both household and village levels. Virtually all the adult villagers contributed with labor

to the carpentry installation and operation. Coote et al. (1993) reported that community

involvement was the most important reason for the success of the market oriented

forestry initiatives in Chemba village in Malawi.

Though perhaps a minor issue at the time of the study, inequities (and the

perception of inequities) in the benefits distribution should be addressed. As reported by

Godoy (2001), "seeds of socioeconomic differentiation may lie dormant in simple

economies," and in the commercial operation scenario, increased market integration

could exacerbate these initial inequities ultimately causing social conflicts that might

undermine the future of the carpentries (Schmink, in press).












In the studied villages, livelihood systems had a strong subsistence orientation,

even in the most market integrated households. At the current levels of carpentry

production focused on self-consumption, the livelihood systems appeared to be

compatible with the carpentry operation. However, if villages pursue the commercial

operation scenario, the additional inputs required to meet these new male labor needs

would be substantial. Increased market integration through community forest enterprises

may undercut food security of subsistence-based communities by diverting energies from

subsistence activities (Schmink, in press). In addition, it is more likely that communities

could effectively manage a small-scale forestry operation, such as the self-consumption

oriented, rather than a complex and large-scale forestry enterprise. This type of scaling up

was one of the major difficulties documented in the unsuccessful forestry enterprise

operated by the Yanesha Indians in the Upper Amazon in Peru (Benavides and Pariona

1995).

Insufficient organizational, business and forest management skills are additional

limitations that would need to be supported by external actors such as non-governmental

organizations or government agencies, particularly in the more complex commercial

operation scenario. This type of technical support was considered a limiting factor in the

community forestry enterprises run by the Chiquitano Indians in El Lomerio, Bolivia

(Olivera 1995).

However, even in the self-consumption scenario, the carpentry operation clearly

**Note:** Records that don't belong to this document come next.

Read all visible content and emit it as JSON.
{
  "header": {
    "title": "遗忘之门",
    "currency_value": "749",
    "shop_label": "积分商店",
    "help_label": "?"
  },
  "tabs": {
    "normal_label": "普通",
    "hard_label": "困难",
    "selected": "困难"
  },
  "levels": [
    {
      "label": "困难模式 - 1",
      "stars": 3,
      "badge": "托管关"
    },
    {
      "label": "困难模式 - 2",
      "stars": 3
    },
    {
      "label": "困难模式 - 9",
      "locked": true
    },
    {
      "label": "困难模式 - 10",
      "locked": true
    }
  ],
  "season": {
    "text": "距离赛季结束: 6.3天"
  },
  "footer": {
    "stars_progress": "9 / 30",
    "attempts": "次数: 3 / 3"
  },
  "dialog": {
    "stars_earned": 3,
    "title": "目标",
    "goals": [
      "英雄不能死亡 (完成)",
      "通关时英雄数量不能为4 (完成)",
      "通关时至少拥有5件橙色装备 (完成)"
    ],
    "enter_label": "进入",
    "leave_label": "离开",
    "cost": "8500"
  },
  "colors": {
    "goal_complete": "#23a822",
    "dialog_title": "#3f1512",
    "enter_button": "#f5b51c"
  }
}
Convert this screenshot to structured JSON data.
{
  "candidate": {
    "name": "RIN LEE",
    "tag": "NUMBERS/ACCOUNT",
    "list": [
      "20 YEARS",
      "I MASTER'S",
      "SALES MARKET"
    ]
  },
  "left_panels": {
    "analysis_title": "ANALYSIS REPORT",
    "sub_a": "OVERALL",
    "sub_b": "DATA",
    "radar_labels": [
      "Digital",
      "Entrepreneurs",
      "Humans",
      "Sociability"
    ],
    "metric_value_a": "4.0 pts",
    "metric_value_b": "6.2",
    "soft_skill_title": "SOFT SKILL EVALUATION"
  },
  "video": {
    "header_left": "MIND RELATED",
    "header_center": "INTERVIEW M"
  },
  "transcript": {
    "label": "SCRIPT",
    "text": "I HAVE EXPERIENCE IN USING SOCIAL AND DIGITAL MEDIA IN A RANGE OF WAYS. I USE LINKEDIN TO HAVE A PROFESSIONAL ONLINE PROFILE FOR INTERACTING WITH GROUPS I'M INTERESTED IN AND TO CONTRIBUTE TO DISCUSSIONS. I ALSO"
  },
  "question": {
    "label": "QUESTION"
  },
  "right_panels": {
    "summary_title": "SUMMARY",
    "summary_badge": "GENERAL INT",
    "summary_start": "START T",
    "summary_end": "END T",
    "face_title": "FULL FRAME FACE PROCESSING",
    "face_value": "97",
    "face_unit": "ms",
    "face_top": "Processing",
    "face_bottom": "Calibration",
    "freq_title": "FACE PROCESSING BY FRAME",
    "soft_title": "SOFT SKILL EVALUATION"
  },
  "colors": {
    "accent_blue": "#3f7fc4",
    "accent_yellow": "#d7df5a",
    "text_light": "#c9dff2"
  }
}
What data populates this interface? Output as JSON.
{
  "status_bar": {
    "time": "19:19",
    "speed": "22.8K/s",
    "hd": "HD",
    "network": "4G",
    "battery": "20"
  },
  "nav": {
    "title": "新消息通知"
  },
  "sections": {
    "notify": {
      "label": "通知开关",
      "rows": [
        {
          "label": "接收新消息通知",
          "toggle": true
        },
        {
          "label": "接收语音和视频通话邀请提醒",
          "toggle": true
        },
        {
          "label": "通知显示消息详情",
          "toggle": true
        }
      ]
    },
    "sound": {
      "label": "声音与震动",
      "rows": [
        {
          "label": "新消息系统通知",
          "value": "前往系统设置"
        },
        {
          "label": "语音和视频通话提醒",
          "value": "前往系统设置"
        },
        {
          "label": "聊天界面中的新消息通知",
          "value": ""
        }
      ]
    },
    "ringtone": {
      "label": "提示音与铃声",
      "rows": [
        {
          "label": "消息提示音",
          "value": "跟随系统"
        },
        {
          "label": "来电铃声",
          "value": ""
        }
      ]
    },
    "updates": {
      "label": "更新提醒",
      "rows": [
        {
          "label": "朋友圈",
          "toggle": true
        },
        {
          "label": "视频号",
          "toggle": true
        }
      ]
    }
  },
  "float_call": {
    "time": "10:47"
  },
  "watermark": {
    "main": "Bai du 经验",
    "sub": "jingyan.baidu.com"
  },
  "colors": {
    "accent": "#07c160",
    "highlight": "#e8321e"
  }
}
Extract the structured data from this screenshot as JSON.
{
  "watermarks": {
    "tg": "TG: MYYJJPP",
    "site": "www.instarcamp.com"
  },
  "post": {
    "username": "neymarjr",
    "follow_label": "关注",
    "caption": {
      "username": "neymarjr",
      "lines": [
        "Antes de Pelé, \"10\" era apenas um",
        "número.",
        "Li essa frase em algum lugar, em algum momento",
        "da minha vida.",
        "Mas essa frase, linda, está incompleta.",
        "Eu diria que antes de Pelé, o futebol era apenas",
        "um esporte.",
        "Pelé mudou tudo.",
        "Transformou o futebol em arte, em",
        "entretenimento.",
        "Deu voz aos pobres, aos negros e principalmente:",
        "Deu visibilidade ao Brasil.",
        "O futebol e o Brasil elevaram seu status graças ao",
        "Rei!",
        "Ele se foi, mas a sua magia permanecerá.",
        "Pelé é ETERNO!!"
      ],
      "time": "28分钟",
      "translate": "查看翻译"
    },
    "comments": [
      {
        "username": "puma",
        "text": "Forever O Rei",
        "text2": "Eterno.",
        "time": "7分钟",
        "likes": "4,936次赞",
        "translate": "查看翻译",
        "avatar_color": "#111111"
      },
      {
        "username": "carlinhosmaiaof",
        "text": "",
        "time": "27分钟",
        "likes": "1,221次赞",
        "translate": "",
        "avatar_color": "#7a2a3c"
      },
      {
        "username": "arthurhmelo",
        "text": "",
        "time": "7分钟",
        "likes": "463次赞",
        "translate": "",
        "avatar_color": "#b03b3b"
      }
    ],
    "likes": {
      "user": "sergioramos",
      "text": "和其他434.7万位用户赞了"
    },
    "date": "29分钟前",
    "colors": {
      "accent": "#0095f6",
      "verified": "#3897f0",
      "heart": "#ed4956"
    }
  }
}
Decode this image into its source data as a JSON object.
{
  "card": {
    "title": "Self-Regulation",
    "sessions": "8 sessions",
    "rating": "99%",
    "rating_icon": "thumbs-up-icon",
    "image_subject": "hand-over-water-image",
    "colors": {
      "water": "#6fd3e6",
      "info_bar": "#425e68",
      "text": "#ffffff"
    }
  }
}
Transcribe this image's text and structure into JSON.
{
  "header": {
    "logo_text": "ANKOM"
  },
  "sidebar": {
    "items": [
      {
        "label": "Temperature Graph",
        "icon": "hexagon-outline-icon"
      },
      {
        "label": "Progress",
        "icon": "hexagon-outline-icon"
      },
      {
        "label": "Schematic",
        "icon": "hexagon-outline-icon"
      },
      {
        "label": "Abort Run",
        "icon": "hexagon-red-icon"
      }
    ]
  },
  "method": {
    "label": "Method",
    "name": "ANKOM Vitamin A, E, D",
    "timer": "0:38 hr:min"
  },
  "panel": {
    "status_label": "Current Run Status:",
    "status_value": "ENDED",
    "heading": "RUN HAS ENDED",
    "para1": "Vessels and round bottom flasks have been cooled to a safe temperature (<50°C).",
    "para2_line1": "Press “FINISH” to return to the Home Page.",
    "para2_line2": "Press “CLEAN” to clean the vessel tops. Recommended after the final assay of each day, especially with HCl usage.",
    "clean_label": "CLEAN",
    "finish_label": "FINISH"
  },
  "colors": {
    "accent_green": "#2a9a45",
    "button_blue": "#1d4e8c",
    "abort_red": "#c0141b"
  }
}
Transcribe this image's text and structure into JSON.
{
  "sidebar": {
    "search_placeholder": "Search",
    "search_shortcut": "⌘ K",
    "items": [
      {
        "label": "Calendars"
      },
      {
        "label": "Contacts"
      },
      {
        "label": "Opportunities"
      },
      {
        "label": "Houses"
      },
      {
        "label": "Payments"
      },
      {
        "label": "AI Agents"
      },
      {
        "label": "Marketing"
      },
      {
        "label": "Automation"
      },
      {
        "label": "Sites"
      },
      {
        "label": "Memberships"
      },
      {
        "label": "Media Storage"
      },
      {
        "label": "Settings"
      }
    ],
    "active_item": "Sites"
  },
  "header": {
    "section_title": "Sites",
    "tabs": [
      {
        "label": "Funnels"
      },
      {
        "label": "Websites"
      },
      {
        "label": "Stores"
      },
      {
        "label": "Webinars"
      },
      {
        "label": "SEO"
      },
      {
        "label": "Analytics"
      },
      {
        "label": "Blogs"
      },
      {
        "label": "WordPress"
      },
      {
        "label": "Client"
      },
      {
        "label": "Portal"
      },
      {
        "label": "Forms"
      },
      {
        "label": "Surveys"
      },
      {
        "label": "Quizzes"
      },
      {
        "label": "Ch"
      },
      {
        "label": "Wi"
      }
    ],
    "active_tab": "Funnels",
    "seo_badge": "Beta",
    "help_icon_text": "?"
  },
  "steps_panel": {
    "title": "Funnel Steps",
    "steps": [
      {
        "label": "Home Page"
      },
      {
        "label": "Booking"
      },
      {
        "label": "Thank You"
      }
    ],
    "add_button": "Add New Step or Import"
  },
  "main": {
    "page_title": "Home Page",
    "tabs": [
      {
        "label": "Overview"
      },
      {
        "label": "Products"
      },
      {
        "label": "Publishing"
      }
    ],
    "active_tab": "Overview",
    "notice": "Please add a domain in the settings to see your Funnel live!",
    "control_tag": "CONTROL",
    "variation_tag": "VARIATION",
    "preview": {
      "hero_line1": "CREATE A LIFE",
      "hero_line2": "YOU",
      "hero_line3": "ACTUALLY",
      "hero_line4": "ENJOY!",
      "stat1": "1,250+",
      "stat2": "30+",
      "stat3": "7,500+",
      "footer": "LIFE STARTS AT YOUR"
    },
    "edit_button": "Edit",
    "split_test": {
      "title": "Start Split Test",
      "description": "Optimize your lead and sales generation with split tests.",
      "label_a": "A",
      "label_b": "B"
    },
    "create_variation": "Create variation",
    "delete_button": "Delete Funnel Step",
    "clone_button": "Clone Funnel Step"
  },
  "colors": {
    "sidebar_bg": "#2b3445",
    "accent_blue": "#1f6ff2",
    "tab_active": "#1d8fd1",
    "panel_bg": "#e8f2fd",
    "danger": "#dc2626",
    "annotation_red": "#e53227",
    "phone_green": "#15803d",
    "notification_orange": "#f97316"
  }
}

was unable to produce enough earnings to cover maintenance and fuel supply expenses,

indicating that continued economic support may also be necessary. Most villagers stated

that they would need to have a continuous supply of fuel and other inputs and machinery












maintenance to run the carpentry in the future. Some respondents articulated that the

villages should organize activities (mainly agricultural production) to sustain the

carpentry operations, although no initiatives of this type were carried out in any of the

villages up through the study period. On the other hand, in the commercial operation

scenario, some of the cash earned from sales may be utilized to cover machinery

maintenance and fuel supply, contributing to the sustainability of the operation.

Nonetheless, concurrent with these villagers' ideas of how to sustain the

carpentries, there was an underlying sense amongst villagers that the carpentries were a

gift -and perhaps like many gifts is wonderful to use until it is used up. This sentiment

seemed particularly strong amongst the more traditionally focused individuals. Some

other respondents who expressed concern about the sustainability of the carpentry

operation noted that furniture sales should be the main source of cash income for

maintaining the carpentry operation, while continuing to provide benefits for the

villagers.

As Schmink (in press) notes, "Community forest management is embedded

inextricably within a social community, within a specific historical and ecological setting:

it is not simply a forest enterprise." In the case of the Ashaninka villages studied, these

constraints and favorable conditions for carpentry sustainability highlight the multiple

challenges of integrating external market realities with community values, skills, and

institutions.

Conclusions

The main goal of the carpentries, the construction and implementation of

communal buildings was achieved. Carpentries permitted the construction and/or

implementation of primary schools, communal meeting centers, radio communication